House Budget Committee Chairman Rep. Paul Ryan, R-Wis., holds a copy of his budget plan during a news conference last week. On Thursday, the Republican-controlled House narrowly passed the measure. The Senate is not expected to follow suit.
Poet Dunya Mikhail fled her homeland, Iraq, a few years after the first Gulf War. She had been questioned by Saddam Hussein's government, and state media had labeled her writing and poetry subversive. Mikhail escaped to Jordan and eventually reached the United States, where she made a home for herself — marrying, raising a daughter and becoming a U.S. citizen.
Mikhail never physically returned to Iraq. But she revisits her homeland again and again in her poetry — line by line, stanza by stanza.
Myla Haider (shown at a press conference in Washington, D.C., in 2011) says she initially decided not to report that she'd been raped because she'd "never met one victim who was able to report the crime and still retain their military career."
Credit AFP/Getty Images
Lawyer Susan Burke (shown here at a press conference in Abu Dhabi in 2010) has sued the Pentagon on behalf of multiple plaintiffs in rape cases, including Haider. Burke says the military justice system needs to change.
David Wilson (left) and Rob Compton embrace after being married by a Unitarian minister at the Arlington Street Church in Boston on May 17, 2004. They were one of the first couples in Massachusetts to be legally wed.
Credit Jaime E. Connolly/Fotique / AP
U.S. Rep. Barney Frank, D-Mass., (left) and Jim Ready pose at their wedding reception on July 7, 2012. Frank married his longtime partner in a ceremony officiated by Massachusetts Gov. Deval Patrick in Newton.
Credit Kelley McCall / AP
Missouri state Rep. Kevin Engler, a Republican, speaks during a rally for a state constitutional amendment banning gay marriage on May 3, 2004, in Jefferson City, Mo.
Gays and lesbians have adopted the phrase "it gets better" as a kind of slogan to assure young people that life won't always be so tough.
Looking back, life has gotten dramatically better for LGBT people in the United States in a very short period of time. The modern gay rights movement began less than 50 years ago. Today, supporters of same-sex marriage outnumber opponents.

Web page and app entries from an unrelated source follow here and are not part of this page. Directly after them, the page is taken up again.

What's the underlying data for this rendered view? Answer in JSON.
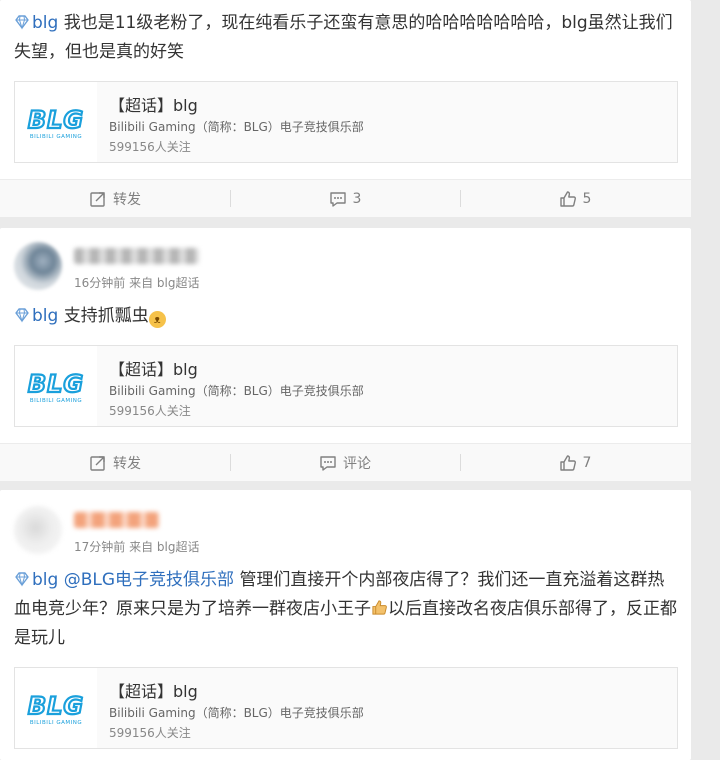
{
  "colors": {
    "topic_blue": "#2f6fbd",
    "logo_blue": "#1aa0dc",
    "meta_gray": "#888888"
  },
  "posts": [
    {
      "topic": "blg",
      "text": "我也是11级老粉了，现在纯看乐子还蛮有意思的哈哈哈哈哈哈哈，blg虽然让我们失望，但也是真的好笑",
      "share": {
        "title": "【超话】blg",
        "desc": "Bilibili Gaming（简称：BLG）电子竞技俱乐部",
        "fans": "599156人关注"
      },
      "actions": {
        "repost": "转发",
        "comment": "3",
        "like": "5"
      }
    },
    {
      "meta": "16分钟前 来自 blg超话",
      "topic": "blg",
      "text": "支持抓瓢虫",
      "emoji": "cat-face-emoji",
      "share": {
        "title": "【超话】blg",
        "desc": "Bilibili Gaming（简称：BLG）电子竞技俱乐部",
        "fans": "599156人关注"
      },
      "actions": {
        "repost": "转发",
        "comment": "评论",
        "like": "7"
      }
    },
    {
      "meta": "17分钟前 来自 blg超话",
      "topic": "blg",
      "mention": "@BLG电子竞技俱乐部",
      "text_a": "管理们直接开个内部夜店得了？我们还一直充溢着这群热血电竞少年？原来只是为了培养一群夜店小王子",
      "emoji": "thumbs-up-emoji",
      "text_b": "以后直接改名夜店俱乐部得了，反正都是玩儿",
      "share": {
        "title": "【超话】blg",
        "desc": "Bilibili Gaming（简称：BLG）电子竞技俱乐部",
        "fans": "599156人关注"
      }
    }
  ],
  "logo": {
    "main": "BLG",
    "sub": "BILIBILI GAMING"
  }
}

Now, the Supreme Court is about to hear two big cases that could shift the landscape for gay rights again.